    TOURMALINE- Tourmaline's name comes from the Sinhalese word turmali, which means "mixed." Occurring in more colors or combinations of colors than any other gemstone variety found in nature, this gem lives up to its name. Perhaps this is why ancient mystics believed tourmaline could encourage artistic intuition: it has the palette to express every mood. Dark blue, blue-green, and green tourmalines are occasionally heated to lighten their color. Red tourmalines, also known as rubellites, and pink varieties are sometimes heated or irradiated to improve their colors. Heat and irradiation color enhancement of tourmalines is permanent.
    ALEXANDRITE- Alexandrite was discovered in the Ural Mountains in 1834…the day on which Alexander, the future tsar of Russia, came of age. Alexandrite's hue changes from green in daylight to red under incandescent light. This display of red and green – the main colors of Imperial Russia – helped to endear Alexandrite to Russian royalty.
    ONYX- Onyx is a variety of quartz, called chalcedony, named for an ancient port called Calcedon. Onyx was historically used for carving cameos and was popular with the Romans, who also used onyx to make official seals. Onyx has a Mohs hardness rating of 7. Worn as a protective stone against adversaries in battle, it was also believed onyx could protect against the evil eye. And that placing an onyx on a pregnant woman's abdomen would reduce labor pains and bring about an early arrival of her baby. Onyx has also been heralded as a defense against negativity and as a gemstone that promotes harmony in relationships.

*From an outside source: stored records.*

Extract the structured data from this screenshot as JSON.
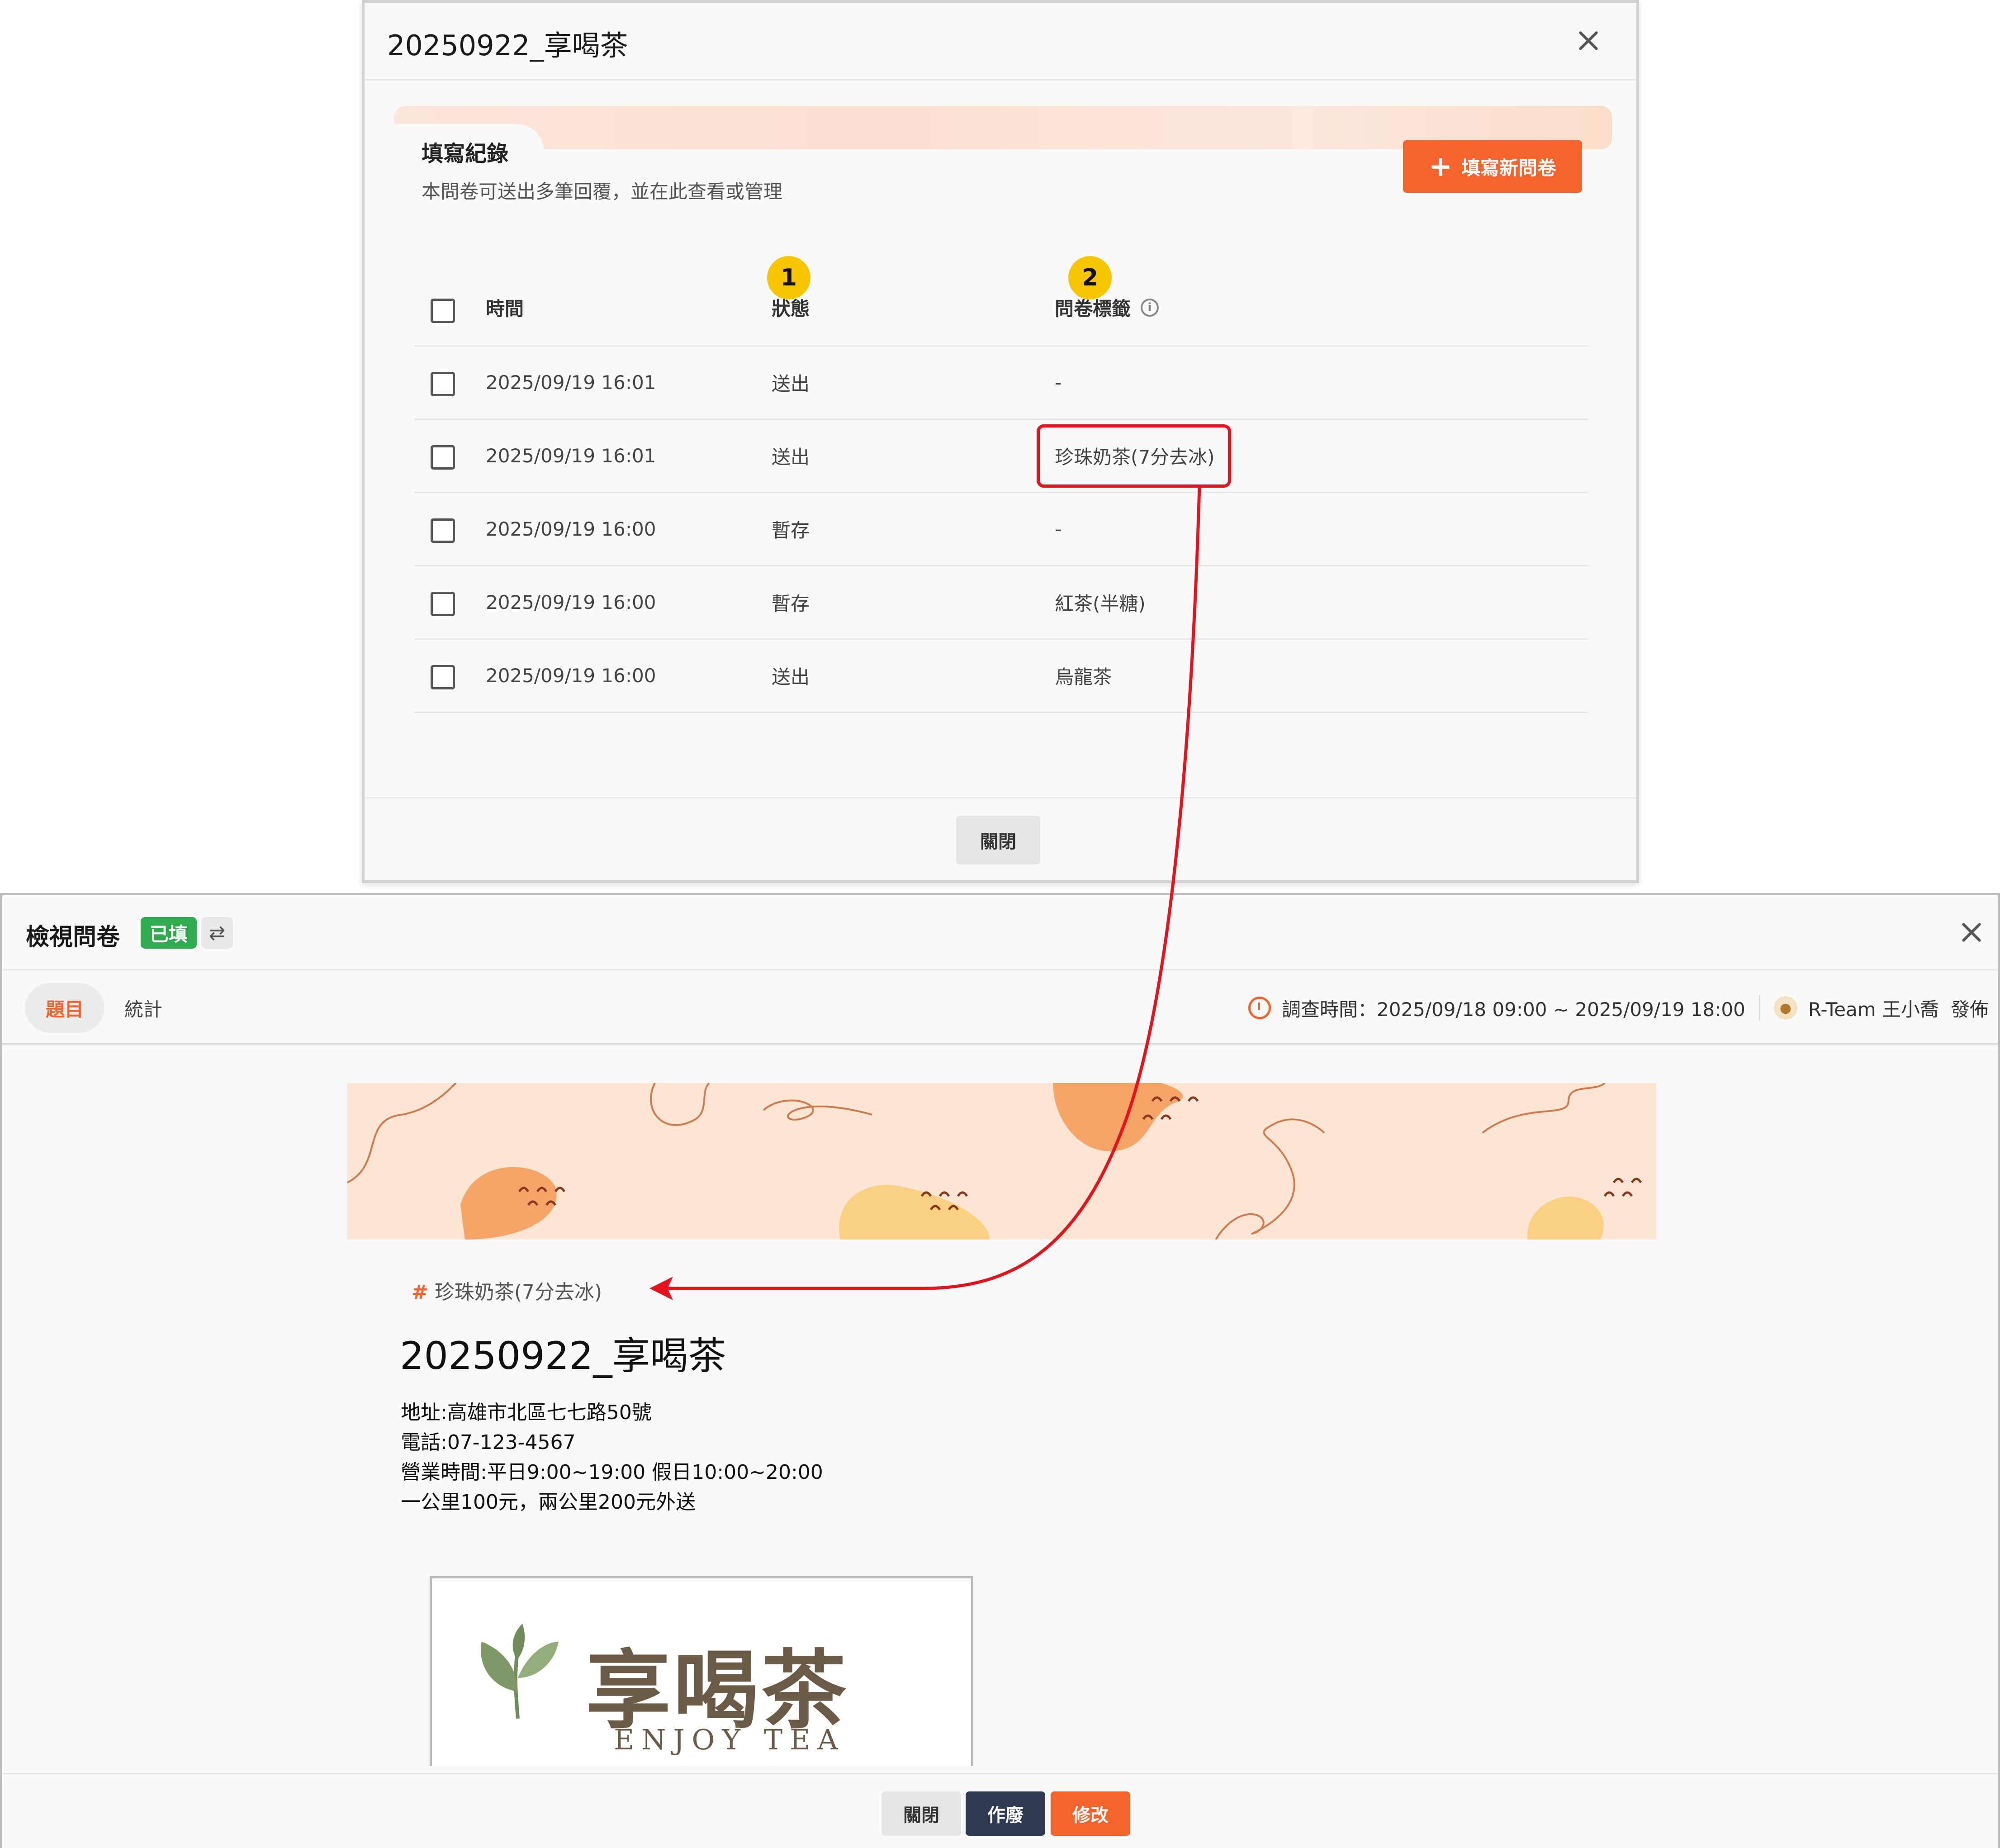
{
  "top_dialog": {
    "title": "20250922_享喝茶",
    "section_title": "填寫紀錄",
    "section_desc": "本問卷可送出多筆回覆，並在此查看或管理",
    "new_button_plus": "+",
    "new_button_label": "填寫新問卷",
    "badges": [
      "1",
      "2"
    ],
    "columns": {
      "time": "時間",
      "status": "狀態",
      "tag": "問卷標籤",
      "info_icon": "i"
    },
    "rows": [
      {
        "time": "2025/09/19 16:01",
        "status": "送出",
        "tag": "-"
      },
      {
        "time": "2025/09/19 16:01",
        "status": "送出",
        "tag": "珍珠奶茶(7分去冰)"
      },
      {
        "time": "2025/09/19 16:00",
        "status": "暫存",
        "tag": "-"
      },
      {
        "time": "2025/09/19 16:00",
        "status": "暫存",
        "tag": "紅茶(半糖)"
      },
      {
        "time": "2025/09/19 16:00",
        "status": "送出",
        "tag": "烏龍茶"
      }
    ],
    "close_label": "關閉"
  },
  "bottom_dialog": {
    "title": "檢視問卷",
    "filled_badge": "已填",
    "swap_icon": "⇄",
    "tabs": {
      "questions": "題目",
      "stats": "統計"
    },
    "survey_time": "調查時間：2025/09/18 09:00 ~ 2025/09/19 18:00",
    "publisher": "R-Team 王小喬",
    "publish_label": "發佈",
    "tag_hash": "#",
    "tag": "珍珠奶茶(7分去冰)",
    "survey_title": "20250922_享喝茶",
    "desc_lines": [
      "地址:高雄市北區七七路50號",
      "電話:07-123-4567",
      "營業時間:平日9:00~19:00 假日10:00~20:00",
      "一公里100元，兩公里200元外送"
    ],
    "logo_zh": "享喝茶",
    "logo_en": "ENJOY TEA",
    "buttons": {
      "close": "關閉",
      "void": "作廢",
      "edit": "修改"
    }
  },
  "colors": {
    "accent": "#f4632c",
    "filled_green": "#2eaa4f",
    "void_navy": "#2f3a52",
    "highlight_red": "#e3141e",
    "badge_yellow": "#f7c600",
    "logo_brown": "#6b5a45"
  },
  "icons": {
    "close": "close-icon",
    "info": "info-icon",
    "timer": "timer-icon",
    "avatar": "avatar",
    "swap": "swap-icon",
    "leaf": "tea-leaf-icon"
  }
}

    TURQUOISE- While turquoise is usually associated today with Native American culture, the ancient Egyptians were mining turquoise in 3200 BC. Many ancient cultures regarded turquoise as a source of metaphysical power. Turquoise was thought to protect from evil, maintain virtue, and bring good luck.